Entries from a dataset of interfaces:
^^^^^^^^

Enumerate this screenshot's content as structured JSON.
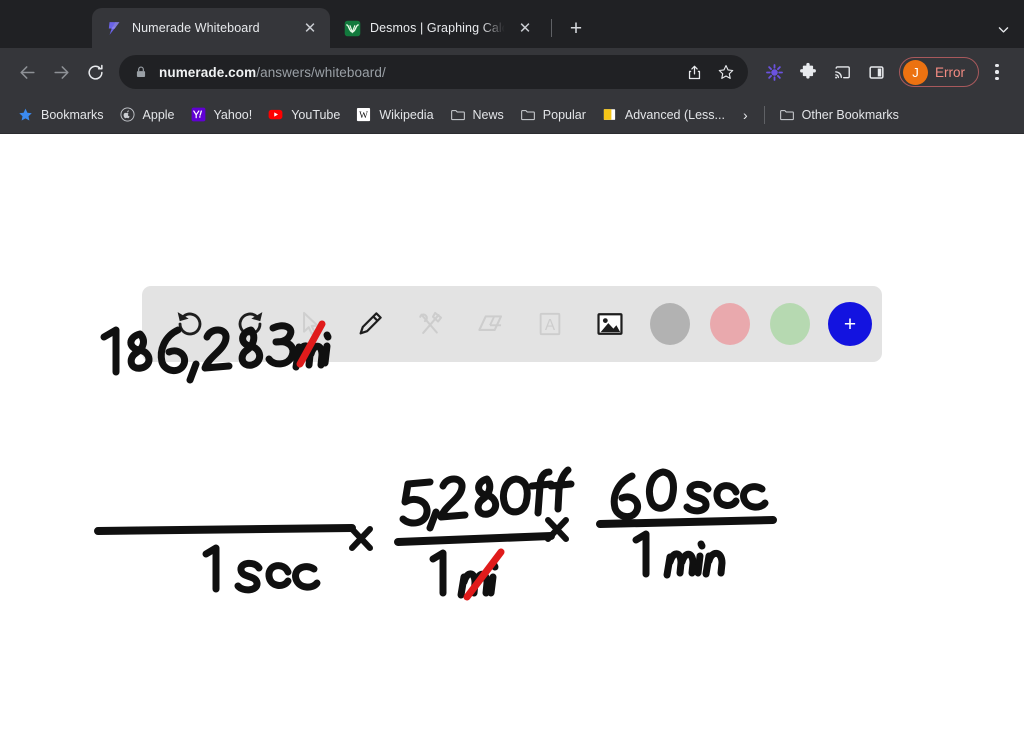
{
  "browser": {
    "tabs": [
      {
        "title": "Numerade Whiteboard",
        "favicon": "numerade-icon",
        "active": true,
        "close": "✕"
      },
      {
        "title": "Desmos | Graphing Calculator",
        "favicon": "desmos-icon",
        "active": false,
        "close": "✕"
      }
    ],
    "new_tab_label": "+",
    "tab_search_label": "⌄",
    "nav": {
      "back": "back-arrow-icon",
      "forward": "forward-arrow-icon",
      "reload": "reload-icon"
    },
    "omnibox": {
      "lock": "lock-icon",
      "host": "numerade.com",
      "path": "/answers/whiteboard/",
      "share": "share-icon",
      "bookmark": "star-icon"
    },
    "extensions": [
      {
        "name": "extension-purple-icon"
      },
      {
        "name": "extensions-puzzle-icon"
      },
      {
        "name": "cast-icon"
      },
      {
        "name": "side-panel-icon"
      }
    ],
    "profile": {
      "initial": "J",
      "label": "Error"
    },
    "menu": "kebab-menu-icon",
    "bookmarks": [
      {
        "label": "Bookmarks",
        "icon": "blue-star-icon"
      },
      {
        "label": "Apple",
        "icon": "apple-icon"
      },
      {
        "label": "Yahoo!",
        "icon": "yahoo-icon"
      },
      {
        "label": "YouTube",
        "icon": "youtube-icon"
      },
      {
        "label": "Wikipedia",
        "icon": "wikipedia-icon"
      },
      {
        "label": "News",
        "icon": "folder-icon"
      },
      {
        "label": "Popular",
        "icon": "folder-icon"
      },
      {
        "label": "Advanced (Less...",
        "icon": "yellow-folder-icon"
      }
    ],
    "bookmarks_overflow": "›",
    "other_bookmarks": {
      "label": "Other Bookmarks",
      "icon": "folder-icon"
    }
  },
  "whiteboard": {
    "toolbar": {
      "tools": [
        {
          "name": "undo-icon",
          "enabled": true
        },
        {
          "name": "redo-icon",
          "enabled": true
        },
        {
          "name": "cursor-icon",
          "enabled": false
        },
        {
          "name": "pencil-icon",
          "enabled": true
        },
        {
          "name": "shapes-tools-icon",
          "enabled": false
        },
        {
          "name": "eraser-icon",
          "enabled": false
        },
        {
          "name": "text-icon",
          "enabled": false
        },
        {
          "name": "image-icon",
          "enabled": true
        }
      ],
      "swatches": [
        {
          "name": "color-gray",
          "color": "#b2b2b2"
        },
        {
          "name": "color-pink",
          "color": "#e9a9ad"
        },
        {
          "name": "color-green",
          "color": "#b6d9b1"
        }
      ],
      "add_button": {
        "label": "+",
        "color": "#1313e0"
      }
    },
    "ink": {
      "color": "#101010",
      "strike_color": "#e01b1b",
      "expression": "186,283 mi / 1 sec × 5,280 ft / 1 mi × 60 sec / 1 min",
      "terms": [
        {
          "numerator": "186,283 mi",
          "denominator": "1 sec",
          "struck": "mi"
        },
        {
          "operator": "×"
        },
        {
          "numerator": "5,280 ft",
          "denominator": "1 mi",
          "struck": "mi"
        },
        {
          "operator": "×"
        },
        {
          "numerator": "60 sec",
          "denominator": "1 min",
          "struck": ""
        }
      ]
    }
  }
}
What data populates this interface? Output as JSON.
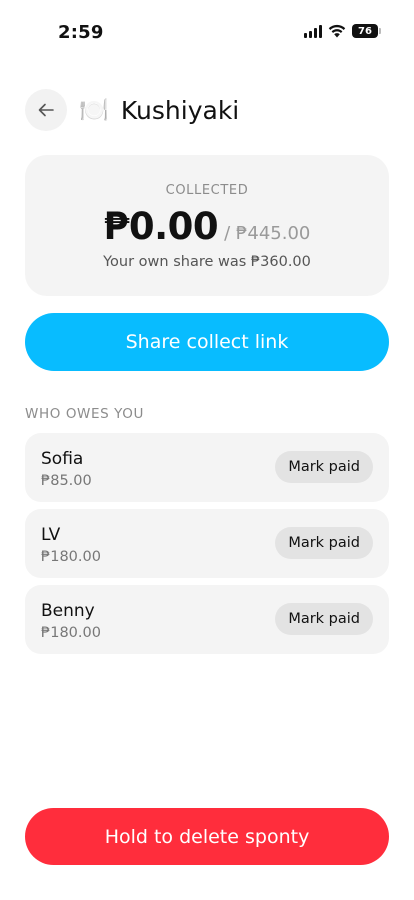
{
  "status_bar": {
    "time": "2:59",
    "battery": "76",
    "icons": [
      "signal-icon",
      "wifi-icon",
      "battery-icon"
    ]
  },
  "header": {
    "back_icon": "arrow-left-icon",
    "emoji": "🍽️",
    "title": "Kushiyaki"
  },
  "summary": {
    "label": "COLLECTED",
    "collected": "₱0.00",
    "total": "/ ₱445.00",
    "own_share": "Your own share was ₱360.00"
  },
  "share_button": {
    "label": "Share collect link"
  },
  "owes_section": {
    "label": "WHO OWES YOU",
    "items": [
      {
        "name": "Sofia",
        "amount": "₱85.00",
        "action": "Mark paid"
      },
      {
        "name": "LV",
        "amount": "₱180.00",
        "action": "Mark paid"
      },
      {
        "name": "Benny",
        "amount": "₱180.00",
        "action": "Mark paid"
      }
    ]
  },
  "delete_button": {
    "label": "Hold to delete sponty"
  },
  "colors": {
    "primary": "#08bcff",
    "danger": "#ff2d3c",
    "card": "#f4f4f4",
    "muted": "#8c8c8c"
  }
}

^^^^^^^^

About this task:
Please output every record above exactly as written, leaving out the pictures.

Result of the exercise:
Enumerate this screenshot's content as structured JSON.
{
  "browser": {
    "tabs": [
      {
        "title": "Numerade Whiteboard",
        "favicon": "numerade-icon",
        "active": true,
        "close": "✕"
      },
      {
        "title": "Desmos | Graphing Calculator",
        "favicon": "desmos-icon",
        "active": false,
        "close": "✕"
      }
    ],
    "new_tab_label": "+",
    "tab_search_label": "⌄",
    "nav": {
      "back": "back-arrow-icon",
      "forward": "forward-arrow-icon",
      "reload": "reload-icon"
    },
    "omnibox": {
      "lock": "lock-icon",
      "host": "numerade.com",
      "path": "/answers/whiteboard/",
      "share": "share-icon",
      "bookmark": "star-icon"
    },
    "extensions": [
      {
        "name": "extension-purple-icon"
      },
      {
        "name": "extensions-puzzle-icon"
      },
      {
        "name": "cast-icon"
      },
      {
        "name": "side-panel-icon"
      }
    ],
    "profile": {
      "initial": "J",
      "label": "Error"
    },
    "menu": "kebab-menu-icon",
    "bookmarks": [
      {
        "label": "Bookmarks",
        "icon": "blue-star-icon"
      },
      {
        "label": "Apple",
        "icon": "apple-icon"
      },
      {
        "label": "Yahoo!",
        "icon": "yahoo-icon"
      },
      {
        "label": "YouTube",
        "icon": "youtube-icon"
      },
      {
        "label": "Wikipedia",
        "icon": "wikipedia-icon"
      },
      {
        "label": "News",
        "icon": "folder-icon"
      },
      {
        "label": "Popular",
        "icon": "folder-icon"
      },
      {
        "label": "Advanced (Less...",
        "icon": "yellow-folder-icon"
      }
    ],
    "bookmarks_overflow": "›",
    "other_bookmarks": {
      "label": "Other Bookmarks",
      "icon": "folder-icon"
    }
  },
  "whiteboard": {
    "toolbar": {
      "tools": [
        {
          "name": "undo-icon",
          "enabled": true
        },
        {
          "name": "redo-icon",
          "enabled": true
        },
        {
          "name": "cursor-icon",
          "enabled": false
        },
        {
          "name": "pencil-icon",
          "enabled": true
        },
        {
          "name": "shapes-tools-icon",
          "enabled": false
        },
        {
          "name": "eraser-icon",
          "enabled": false
        },
        {
          "name": "text-icon",
          "enabled": false
        },
        {
          "name": "image-icon",
          "enabled": true
        }
      ],
      "swatches": [
        {
          "name": "color-gray",
          "color": "#b2b2b2"
        },
        {
          "name": "color-pink",
          "color": "#e9a9ad"
        },
        {
          "name": "color-green",
          "color": "#b6d9b1"
        }
      ],
      "add_button": {
        "label": "+",
        "color": "#1313e0"
      }
    },
    "ink": {
      "color": "#101010",
      "strike_color": "#e01b1b",
      "expression": "186,283 mi / 1 sec × 5,280 ft / 1 mi × 60 sec / 1 min",
      "terms": [
        {
          "numerator": "186,283 mi",
          "denominator": "1 sec",
          "struck": "mi"
        },
        {
          "operator": "×"
        },
        {
          "numerator": "5,280 ft",
          "denominator": "1 mi",
          "struck": "mi"
        },
        {
          "operator": "×"
        },
        {
          "numerator": "60 sec",
          "denominator": "1 min",
          "struck": ""
        }
      ]
    }
  }
}
What data populates this interface? Output as JSON.
{
  "status_bar": {
    "time": "2:59",
    "battery": "76",
    "icons": [
      "signal-icon",
      "wifi-icon",
      "battery-icon"
    ]
  },
  "header": {
    "back_icon": "arrow-left-icon",
    "emoji": "🍽️",
    "title": "Kushiyaki"
  },
  "summary": {
    "label": "COLLECTED",
    "collected": "₱0.00",
    "total": "/ ₱445.00",
    "own_share": "Your own share was ₱360.00"
  },
  "share_button": {
    "label": "Share collect link"
  },
  "owes_section": {
    "label": "WHO OWES YOU",
    "items": [
      {
        "name": "Sofia",
        "amount": "₱85.00",
        "action": "Mark paid"
      },
      {
        "name": "LV",
        "amount": "₱180.00",
        "action": "Mark paid"
      },
      {
        "name": "Benny",
        "amount": "₱180.00",
        "action": "Mark paid"
      }
    ]
  },
  "delete_button": {
    "label": "Hold to delete sponty"
  },
  "colors": {
    "primary": "#08bcff",
    "danger": "#ff2d3c",
    "card": "#f4f4f4",
    "muted": "#8c8c8c"
  }
}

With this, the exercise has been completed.